[Information supplied]:
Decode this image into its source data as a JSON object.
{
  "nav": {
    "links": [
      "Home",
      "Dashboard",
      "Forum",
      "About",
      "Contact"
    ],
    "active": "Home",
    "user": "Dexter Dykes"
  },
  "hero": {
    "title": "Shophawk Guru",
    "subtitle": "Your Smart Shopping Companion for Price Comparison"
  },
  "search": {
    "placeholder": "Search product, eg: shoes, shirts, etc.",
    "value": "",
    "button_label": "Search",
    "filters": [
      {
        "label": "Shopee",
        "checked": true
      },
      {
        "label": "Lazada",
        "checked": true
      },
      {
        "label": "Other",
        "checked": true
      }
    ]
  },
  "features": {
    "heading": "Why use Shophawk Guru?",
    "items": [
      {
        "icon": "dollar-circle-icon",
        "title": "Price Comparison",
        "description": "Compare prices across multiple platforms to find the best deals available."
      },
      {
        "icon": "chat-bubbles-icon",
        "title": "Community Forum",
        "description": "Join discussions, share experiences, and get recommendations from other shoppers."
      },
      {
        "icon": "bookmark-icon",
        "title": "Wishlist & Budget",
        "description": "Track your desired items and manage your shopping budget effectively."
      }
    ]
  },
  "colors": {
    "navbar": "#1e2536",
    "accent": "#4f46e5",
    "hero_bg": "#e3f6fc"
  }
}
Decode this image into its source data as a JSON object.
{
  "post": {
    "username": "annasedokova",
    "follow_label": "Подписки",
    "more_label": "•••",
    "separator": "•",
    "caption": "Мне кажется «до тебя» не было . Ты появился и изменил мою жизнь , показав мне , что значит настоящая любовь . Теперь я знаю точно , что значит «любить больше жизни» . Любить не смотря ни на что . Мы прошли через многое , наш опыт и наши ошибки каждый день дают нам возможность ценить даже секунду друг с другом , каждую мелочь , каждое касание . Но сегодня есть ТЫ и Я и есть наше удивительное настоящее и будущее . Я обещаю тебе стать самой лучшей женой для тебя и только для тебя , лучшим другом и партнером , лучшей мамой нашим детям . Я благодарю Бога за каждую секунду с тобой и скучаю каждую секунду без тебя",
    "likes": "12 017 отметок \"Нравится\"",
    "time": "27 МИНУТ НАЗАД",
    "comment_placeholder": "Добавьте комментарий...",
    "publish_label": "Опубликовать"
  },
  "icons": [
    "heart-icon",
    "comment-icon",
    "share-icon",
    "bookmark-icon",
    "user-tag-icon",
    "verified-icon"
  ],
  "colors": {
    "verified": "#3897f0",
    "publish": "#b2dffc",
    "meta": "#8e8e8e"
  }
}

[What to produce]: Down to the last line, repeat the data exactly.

[Answer below]:
Decode this image into its source data as a JSON object.
{
  "nav": {
    "links": [
      "Home",
      "Dashboard",
      "Forum",
      "About",
      "Contact"
    ],
    "active": "Home",
    "user": "Dexter Dykes"
  },
  "hero": {
    "title": "Shophawk Guru",
    "subtitle": "Your Smart Shopping Companion for Price Comparison"
  },
  "search": {
    "placeholder": "Search product, eg: shoes, shirts, etc.",
    "value": "",
    "button_label": "Search",
    "filters": [
      {
        "label": "Shopee",
        "checked": true
      },
      {
        "label": "Lazada",
        "checked": true
      },
      {
        "label": "Other",
        "checked": true
      }
    ]
  },
  "features": {
    "heading": "Why use Shophawk Guru?",
    "items": [
      {
        "icon": "dollar-circle-icon",
        "title": "Price Comparison",
        "description": "Compare prices across multiple platforms to find the best deals available."
      },
      {
        "icon": "chat-bubbles-icon",
        "title": "Community Forum",
        "description": "Join discussions, share experiences, and get recommendations from other shoppers."
      },
      {
        "icon": "bookmark-icon",
        "title": "Wishlist & Budget",
        "description": "Track your desired items and manage your shopping budget effectively."
      }
    ]
  },
  "colors": {
    "navbar": "#1e2536",
    "accent": "#4f46e5",
    "hero_bg": "#e3f6fc"
  }
}
Decode this image into its source data as a JSON object.
{
  "post": {
    "username": "annasedokova",
    "follow_label": "Подписки",
    "more_label": "•••",
    "separator": "•",
    "caption": "Мне кажется «до тебя» не было . Ты появился и изменил мою жизнь , показав мне , что значит настоящая любовь . Теперь я знаю точно , что значит «любить больше жизни» . Любить не смотря ни на что . Мы прошли через многое , наш опыт и наши ошибки каждый день дают нам возможность ценить даже секунду друг с другом , каждую мелочь , каждое касание . Но сегодня есть ТЫ и Я и есть наше удивительное настоящее и будущее . Я обещаю тебе стать самой лучшей женой для тебя и только для тебя , лучшим другом и партнером , лучшей мамой нашим детям . Я благодарю Бога за каждую секунду с тобой и скучаю каждую секунду без тебя",
    "likes": "12 017 отметок \"Нравится\"",
    "time": "27 МИНУТ НАЗАД",
    "comment_placeholder": "Добавьте комментарий...",
    "publish_label": "Опубликовать"
  },
  "icons": [
    "heart-icon",
    "comment-icon",
    "share-icon",
    "bookmark-icon",
    "user-tag-icon",
    "verified-icon"
  ],
  "colors": {
    "verified": "#3897f0",
    "publish": "#b2dffc",
    "meta": "#8e8e8e"
  }
}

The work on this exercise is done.